It was a hard day even with good conditions. By good conditions I mean the temp hovered around the 17c point with some cloud cover – sure it was bright however we did have spells where the sun was covered. We fished a big river which had just recovered from a spate and it was maybe a good foot above its usual level – this meant some of the water was not fishable due to the water moving pretty fast. Thing is though I have fished that bit of river when it has been like this and it can be pretty good – no idea why we had to work hard for all our trout.
The majority of my trout were caught on the dry fly apart from couple which came to a nymph suspended under a huge sacrificial dry – a crazy trout even took that in one pool. Some trout were switched on and feeding so if you managed to spot a rising trout and as long as you did not fluff up the cast then it was yours.
Paul managed to lose a good trout on the dry fly – he estimated its weight at around 2lb. This was after we moved upstream to some slower and deeper water to see if we could spot rising trout.
The main problem we had was the wind (and not even the funny kind) - essentially it would whisk your fly away at the last moment leaving you with a thoroughly piss poor presentation, which admittedly some people say is slightly better than my average . So sure there were rising trout – we just couldn’t catch the buggers! Of course I only found this out after berating Paul for moving from what I perceived to be an ideal casting spot – heck it would have been if it was not for that damn wind.
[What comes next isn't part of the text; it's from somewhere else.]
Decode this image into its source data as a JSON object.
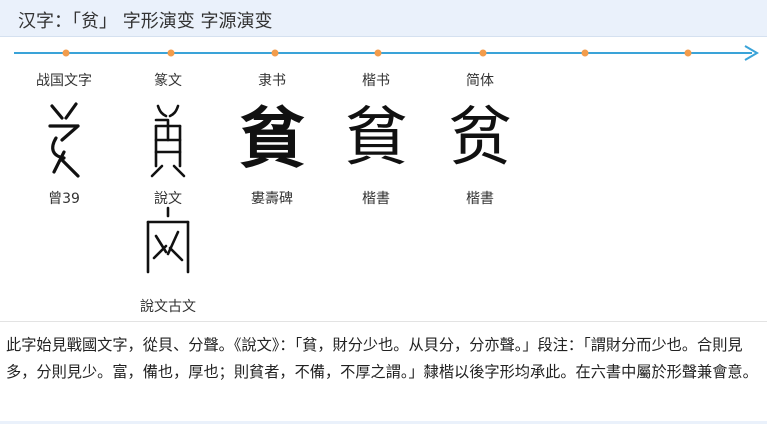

Anyway, we enjoyed some absolutely lovely wild life including butterflies and found that almost every step we took was stamping on hundreds of tiny frogs – we only found this out by sweeping aside some of the grass and undergrowth that made up the bankside – Paul assured me they were resilient creatures, although resilient to 15 stone and a pair of size tens?
At one point Paul stated he could see a half dozen butterflies without moving his eyes – we did not stamp them!
Eventually we moved back down to the faster water mostly because I thought the trout might have been moving as there were wee flies coming off – they were not any more into having their picture taken than before.
Even though I had a pass until 6.30pm (when the boys go to bed and an extra pair of hands are needed) we left fairly early – a dive down the new M74 extension and I was at home. I do not think it is any quicker – it is just a straight road.
I am very aware I have fallen behind my weekly water photo – the old android phone is playing up again when I try and upload photos when I am out and about – will get it fixed this week.
I am just about to post this – it is nearly 7pm on Sunday evening – I am planning a dusk raid on the Kelvin tonight. I had to look out an old pair of Orvis wading boots as my current ones fell apart in the river – the sole almost came away from the body of the boot after I had stepped off a ledge into some waist deep water – after
almost shitting myself realising the boots acted like a sail under water forcing my foot out through the hole making clambering out on to the ledge again damn near impossible. Luckily I did actually make it in one piece!
Will let you know how I get on!